ASSIGNMENT:
Work through the data below and copy out every line where "sources" is found.

DATASET CONTENT:

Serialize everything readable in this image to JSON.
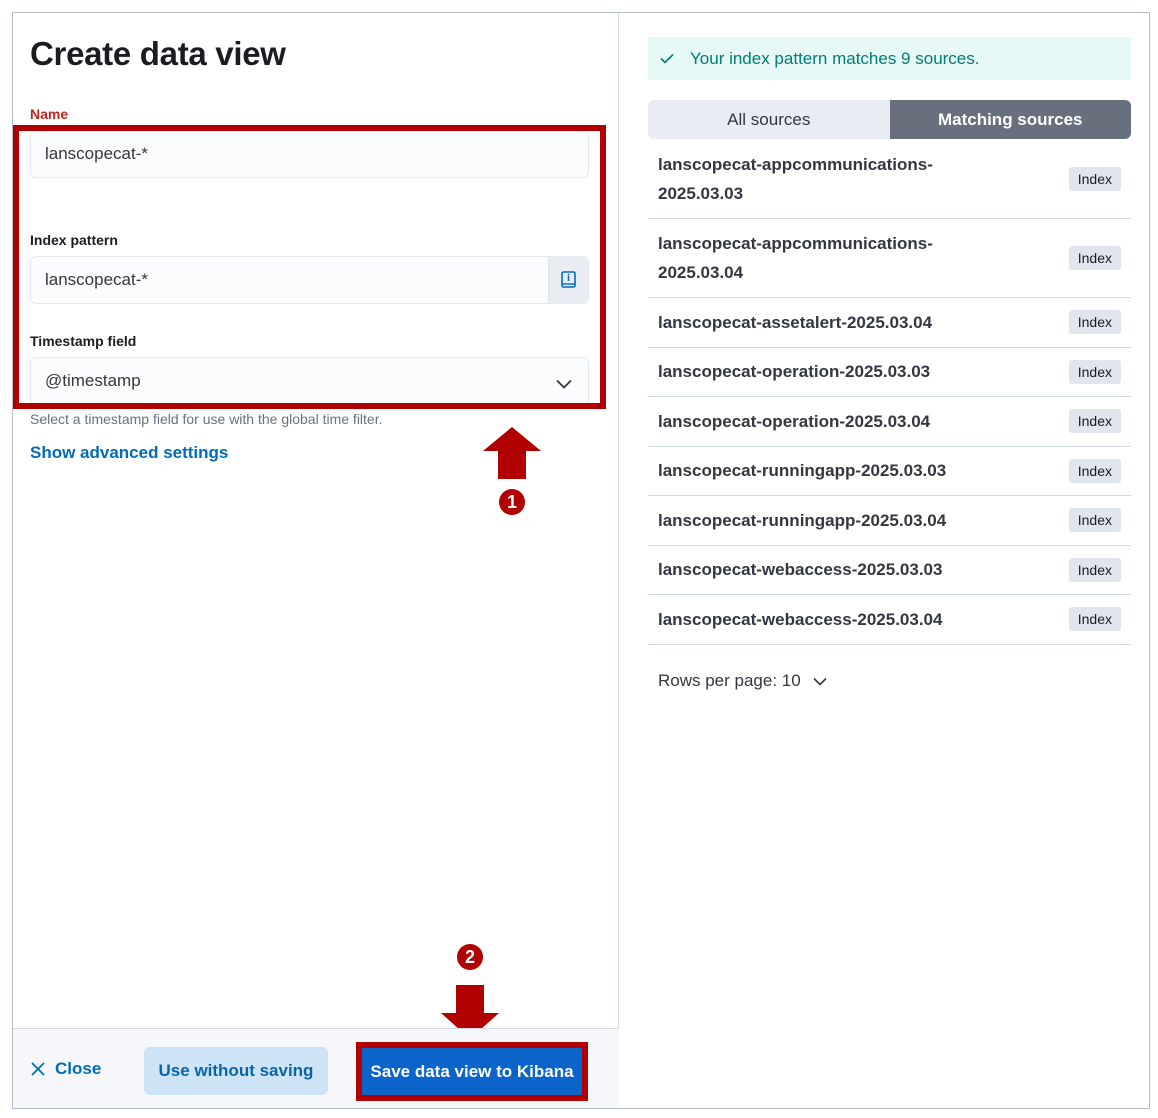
{
  "form": {
    "title": "Create data view",
    "name_label": "Name",
    "name_value": "lanscopecat-*",
    "index_label": "Index pattern",
    "index_value": "lanscopecat-*",
    "timestamp_label": "Timestamp field",
    "timestamp_value": "@timestamp",
    "timestamp_help": "Select a timestamp field for use with the global time filter.",
    "advanced_link": "Show advanced settings"
  },
  "annotations": {
    "step1": "1",
    "step2": "2",
    "color": "#b00000"
  },
  "footer": {
    "close_label": "Close",
    "use_without_saving_label": "Use without saving",
    "save_label": "Save data view to Kibana"
  },
  "preview": {
    "callout": "Your index pattern matches 9 sources.",
    "tabs": [
      {
        "label": "All sources",
        "selected": false
      },
      {
        "label": "Matching sources",
        "selected": true
      }
    ],
    "sources": [
      {
        "name": "lanscopecat-appcommunications-2025.03.03",
        "type": "Index"
      },
      {
        "name": "lanscopecat-appcommunications-2025.03.04",
        "type": "Index"
      },
      {
        "name": "lanscopecat-assetalert-2025.03.04",
        "type": "Index"
      },
      {
        "name": "lanscopecat-operation-2025.03.03",
        "type": "Index"
      },
      {
        "name": "lanscopecat-operation-2025.03.04",
        "type": "Index"
      },
      {
        "name": "lanscopecat-runningapp-2025.03.03",
        "type": "Index"
      },
      {
        "name": "lanscopecat-runningapp-2025.03.04",
        "type": "Index"
      },
      {
        "name": "lanscopecat-webaccess-2025.03.03",
        "type": "Index"
      },
      {
        "name": "lanscopecat-webaccess-2025.03.04",
        "type": "Index"
      }
    ],
    "rows_per_page_label": "Rows per page: 10"
  },
  "icons": {
    "check": "check-icon",
    "close": "close-icon",
    "chevron": "chevron-down-icon",
    "index_help": "index-pattern-help-icon"
  },
  "colors": {
    "link": "#006bb8",
    "primary": "#0b64c9",
    "success": "#017d73",
    "danger": "#bd271e"
  }
}
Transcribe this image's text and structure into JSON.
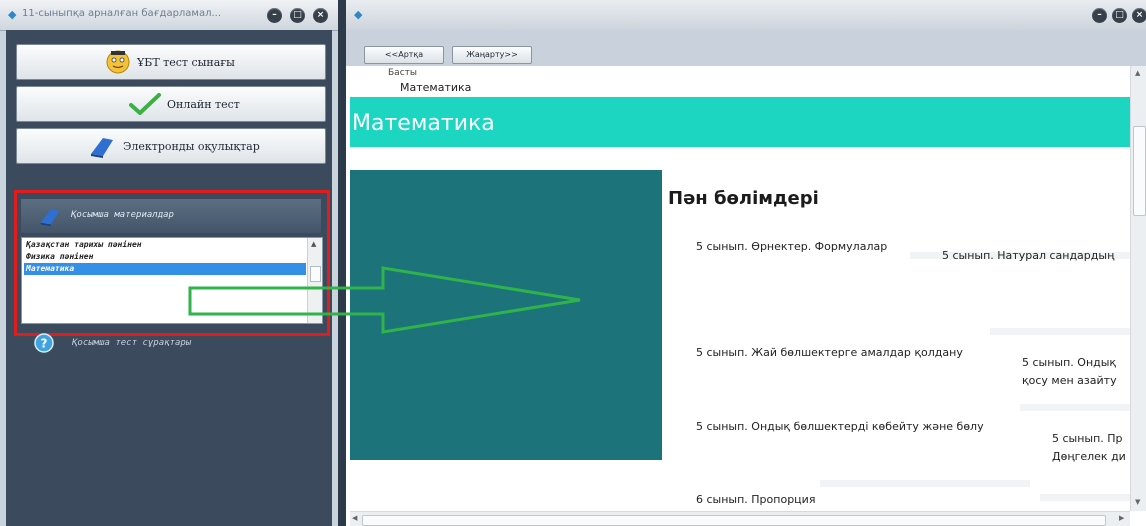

RESULT OF THE EXERCISE:
    "callout": "Your index pattern matches 9 sources.",
        "label": "All sources",
        "label": "Matching sources",
    "sources": [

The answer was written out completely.